0
Shares
Pinterest Google+

Over 80 percent of Non-Tariff Barriers (NTBs) reported through the online system developed within the tripartite COMESA-East African Community and South African Development Community has been resolved,  COMESA said in a statement.

According to a status report presented at the ongoing COMESA Policy organs meeting in Addis Abeba, 476 NTBs have so far been reported on the online system, http://www.tradebarriers.org out of which 385 have been resolved. Seven were considered non-actionable.

Currently, eight categories of NTBs have been identified as most restrictive to trade in the region. They include Government participation in trade and restrictive practices tolerated by governments; lengthy customs and administrative entryprocedures; technical barriers to trade and sanitary and phyto-sanitary measures.

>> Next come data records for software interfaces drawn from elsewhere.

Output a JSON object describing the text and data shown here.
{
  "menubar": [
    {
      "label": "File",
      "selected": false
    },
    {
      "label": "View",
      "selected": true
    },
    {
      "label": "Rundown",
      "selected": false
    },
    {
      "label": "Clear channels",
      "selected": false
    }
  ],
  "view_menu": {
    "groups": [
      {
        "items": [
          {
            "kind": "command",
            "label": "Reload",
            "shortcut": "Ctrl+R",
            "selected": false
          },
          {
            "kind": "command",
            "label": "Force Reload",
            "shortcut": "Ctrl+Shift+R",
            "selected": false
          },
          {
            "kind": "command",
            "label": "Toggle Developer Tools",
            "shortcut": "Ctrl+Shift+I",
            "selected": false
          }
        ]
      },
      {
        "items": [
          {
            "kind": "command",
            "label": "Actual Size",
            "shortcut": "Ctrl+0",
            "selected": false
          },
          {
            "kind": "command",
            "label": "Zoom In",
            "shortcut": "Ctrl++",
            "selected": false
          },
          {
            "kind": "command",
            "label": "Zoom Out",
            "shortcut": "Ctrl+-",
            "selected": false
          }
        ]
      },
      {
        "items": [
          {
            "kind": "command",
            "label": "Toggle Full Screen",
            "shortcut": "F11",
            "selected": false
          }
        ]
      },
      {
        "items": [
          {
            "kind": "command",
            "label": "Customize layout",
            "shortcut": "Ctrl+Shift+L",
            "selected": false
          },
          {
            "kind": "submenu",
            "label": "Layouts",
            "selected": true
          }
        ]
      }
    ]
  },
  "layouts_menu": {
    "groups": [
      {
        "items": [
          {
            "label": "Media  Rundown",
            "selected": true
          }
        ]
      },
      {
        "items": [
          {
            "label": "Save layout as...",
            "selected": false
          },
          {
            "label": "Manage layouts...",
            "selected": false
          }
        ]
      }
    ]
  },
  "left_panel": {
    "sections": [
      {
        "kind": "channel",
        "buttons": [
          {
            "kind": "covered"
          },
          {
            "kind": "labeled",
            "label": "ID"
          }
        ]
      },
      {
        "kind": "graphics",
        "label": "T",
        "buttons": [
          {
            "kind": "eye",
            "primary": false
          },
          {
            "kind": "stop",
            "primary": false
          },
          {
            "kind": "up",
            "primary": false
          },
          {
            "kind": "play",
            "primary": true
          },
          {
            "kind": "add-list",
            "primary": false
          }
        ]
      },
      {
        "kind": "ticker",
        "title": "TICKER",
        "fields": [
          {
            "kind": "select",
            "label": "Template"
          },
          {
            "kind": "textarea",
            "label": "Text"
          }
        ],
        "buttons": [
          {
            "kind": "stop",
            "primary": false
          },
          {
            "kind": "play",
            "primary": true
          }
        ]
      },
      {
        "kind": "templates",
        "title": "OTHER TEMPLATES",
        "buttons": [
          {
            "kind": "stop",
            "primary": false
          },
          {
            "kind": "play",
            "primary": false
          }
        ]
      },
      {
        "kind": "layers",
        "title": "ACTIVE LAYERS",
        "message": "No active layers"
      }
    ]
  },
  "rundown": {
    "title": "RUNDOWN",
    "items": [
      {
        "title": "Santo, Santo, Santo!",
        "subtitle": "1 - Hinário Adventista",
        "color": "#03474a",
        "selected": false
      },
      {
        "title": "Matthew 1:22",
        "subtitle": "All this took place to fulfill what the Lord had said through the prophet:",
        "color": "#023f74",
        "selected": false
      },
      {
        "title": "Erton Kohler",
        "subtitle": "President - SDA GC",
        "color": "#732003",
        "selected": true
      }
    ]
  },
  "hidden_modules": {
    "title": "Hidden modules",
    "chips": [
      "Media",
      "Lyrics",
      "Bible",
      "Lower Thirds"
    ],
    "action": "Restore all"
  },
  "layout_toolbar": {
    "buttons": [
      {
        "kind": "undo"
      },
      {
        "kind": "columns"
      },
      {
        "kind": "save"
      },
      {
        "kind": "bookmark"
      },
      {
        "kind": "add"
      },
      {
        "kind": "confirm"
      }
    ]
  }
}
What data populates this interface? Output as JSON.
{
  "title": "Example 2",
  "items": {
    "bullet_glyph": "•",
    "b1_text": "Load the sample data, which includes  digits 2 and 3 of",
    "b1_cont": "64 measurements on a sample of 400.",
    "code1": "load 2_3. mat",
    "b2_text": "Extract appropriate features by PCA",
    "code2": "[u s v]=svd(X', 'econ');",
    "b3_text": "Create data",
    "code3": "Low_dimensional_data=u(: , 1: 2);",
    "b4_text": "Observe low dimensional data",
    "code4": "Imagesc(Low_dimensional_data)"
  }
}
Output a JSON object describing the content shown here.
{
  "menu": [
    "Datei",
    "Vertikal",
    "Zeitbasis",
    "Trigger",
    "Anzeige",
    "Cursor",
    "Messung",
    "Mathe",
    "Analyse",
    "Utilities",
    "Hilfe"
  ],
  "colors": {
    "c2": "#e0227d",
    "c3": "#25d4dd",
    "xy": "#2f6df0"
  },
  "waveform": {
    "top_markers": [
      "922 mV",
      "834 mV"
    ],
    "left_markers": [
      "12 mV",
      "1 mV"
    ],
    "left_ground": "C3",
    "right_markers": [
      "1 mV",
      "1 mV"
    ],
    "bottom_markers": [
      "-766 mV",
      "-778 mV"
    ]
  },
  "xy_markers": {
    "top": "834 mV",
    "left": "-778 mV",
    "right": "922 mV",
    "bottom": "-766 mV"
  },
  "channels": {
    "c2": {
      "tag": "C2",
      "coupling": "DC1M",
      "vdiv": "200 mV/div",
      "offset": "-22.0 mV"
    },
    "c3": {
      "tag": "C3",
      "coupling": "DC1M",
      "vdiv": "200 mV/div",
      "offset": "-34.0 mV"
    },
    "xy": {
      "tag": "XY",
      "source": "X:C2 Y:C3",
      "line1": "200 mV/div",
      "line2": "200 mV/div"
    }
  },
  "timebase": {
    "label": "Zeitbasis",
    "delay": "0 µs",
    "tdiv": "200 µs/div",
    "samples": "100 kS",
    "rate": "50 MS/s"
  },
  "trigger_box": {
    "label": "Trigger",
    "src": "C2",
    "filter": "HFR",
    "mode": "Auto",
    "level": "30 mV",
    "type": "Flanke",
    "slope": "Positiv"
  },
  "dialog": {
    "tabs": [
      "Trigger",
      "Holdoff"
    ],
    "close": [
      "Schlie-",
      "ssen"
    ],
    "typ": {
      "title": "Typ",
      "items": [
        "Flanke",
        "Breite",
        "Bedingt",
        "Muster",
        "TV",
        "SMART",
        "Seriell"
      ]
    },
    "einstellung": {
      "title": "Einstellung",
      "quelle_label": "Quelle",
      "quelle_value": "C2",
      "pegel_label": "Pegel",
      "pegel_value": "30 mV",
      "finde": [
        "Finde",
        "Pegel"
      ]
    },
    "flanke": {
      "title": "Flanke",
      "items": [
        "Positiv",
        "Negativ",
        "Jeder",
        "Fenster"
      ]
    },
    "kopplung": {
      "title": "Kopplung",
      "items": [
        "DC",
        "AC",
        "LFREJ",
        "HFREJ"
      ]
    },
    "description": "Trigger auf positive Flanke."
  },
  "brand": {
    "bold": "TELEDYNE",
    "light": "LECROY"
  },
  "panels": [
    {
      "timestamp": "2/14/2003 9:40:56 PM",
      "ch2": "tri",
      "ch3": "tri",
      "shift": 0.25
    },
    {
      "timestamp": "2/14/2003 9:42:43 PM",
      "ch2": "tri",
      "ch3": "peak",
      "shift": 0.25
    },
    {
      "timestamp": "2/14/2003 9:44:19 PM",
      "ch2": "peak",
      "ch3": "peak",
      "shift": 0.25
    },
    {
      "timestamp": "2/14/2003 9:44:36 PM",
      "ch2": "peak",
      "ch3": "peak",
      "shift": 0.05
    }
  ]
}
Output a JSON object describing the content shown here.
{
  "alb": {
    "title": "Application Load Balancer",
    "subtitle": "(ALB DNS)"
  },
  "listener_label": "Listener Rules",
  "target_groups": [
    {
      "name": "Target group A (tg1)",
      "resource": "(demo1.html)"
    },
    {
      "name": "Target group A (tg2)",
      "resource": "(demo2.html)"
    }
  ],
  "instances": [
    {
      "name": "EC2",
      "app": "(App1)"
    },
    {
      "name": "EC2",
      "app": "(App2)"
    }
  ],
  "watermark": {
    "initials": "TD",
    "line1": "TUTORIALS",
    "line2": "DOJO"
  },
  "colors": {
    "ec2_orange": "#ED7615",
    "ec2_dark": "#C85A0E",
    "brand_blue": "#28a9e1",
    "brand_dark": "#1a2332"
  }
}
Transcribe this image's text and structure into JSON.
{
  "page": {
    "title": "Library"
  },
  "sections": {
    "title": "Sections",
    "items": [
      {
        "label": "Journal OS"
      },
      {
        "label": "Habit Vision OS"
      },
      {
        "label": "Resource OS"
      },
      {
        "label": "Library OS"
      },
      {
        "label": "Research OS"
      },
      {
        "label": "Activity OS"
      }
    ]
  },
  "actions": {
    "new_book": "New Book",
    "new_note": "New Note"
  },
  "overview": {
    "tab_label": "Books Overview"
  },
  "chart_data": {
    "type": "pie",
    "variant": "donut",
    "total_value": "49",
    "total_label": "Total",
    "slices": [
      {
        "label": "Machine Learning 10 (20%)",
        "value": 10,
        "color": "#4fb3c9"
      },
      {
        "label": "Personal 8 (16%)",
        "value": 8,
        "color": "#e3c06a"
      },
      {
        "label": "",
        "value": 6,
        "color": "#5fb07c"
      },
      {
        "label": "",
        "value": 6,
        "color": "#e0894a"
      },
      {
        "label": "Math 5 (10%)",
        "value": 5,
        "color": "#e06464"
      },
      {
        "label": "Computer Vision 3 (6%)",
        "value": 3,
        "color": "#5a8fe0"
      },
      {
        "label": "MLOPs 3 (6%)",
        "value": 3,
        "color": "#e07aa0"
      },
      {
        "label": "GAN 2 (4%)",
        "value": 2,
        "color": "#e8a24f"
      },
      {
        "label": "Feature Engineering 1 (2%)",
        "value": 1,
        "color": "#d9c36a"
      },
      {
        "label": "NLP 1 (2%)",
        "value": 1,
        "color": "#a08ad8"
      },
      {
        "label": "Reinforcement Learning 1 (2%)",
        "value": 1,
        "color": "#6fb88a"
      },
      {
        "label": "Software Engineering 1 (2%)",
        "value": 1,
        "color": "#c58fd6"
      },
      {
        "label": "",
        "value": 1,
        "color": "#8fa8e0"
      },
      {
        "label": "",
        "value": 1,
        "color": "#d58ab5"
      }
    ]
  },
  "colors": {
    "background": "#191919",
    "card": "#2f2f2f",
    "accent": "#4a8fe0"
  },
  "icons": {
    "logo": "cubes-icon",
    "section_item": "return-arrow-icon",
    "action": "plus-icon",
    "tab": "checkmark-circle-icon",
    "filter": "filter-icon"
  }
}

Others are specific limitations including quantitative restrictions, and quotas; charges on imports; transport, clearing and forwarding; and issues related to transit clearance; and other procedural restrictions. It is notable that no NTB of the SPS related category have lately been reported meaning that Member States are applying the health and sanitation measures judiciously.

“Part of the reason why reported NTBs take long to resolve is the different understanding the parties involved have regarding them,” says the report.

Customs and administrative entry procedures lead in the number of NTBs reported at 37% followed by transport, clearing and forwarding with 17% and other procedural problems with 15%. The three categories account for 69% of the reported NTBs.

The online system was developed within the context of the Tripartite Arrangement among COMESA, EAC and SADC, for reporting, monitoring and eliminating NTBs. It is a systematic way of capturing, storing, monitoring and tracing progress towards elimination of NTBs among the tripartite countries. This dynamic online system provides a systematic and transparent process for identification and elimination of barriers to trade in the tripartite region.

 

Cover Photo: at the COMESA Council of Ministers Meeting
Photo: COMESA

Previous post

Business dialogue kicks off as COMESA summit continues

Next post

COMESA member states urged to put more funds for infrastructure development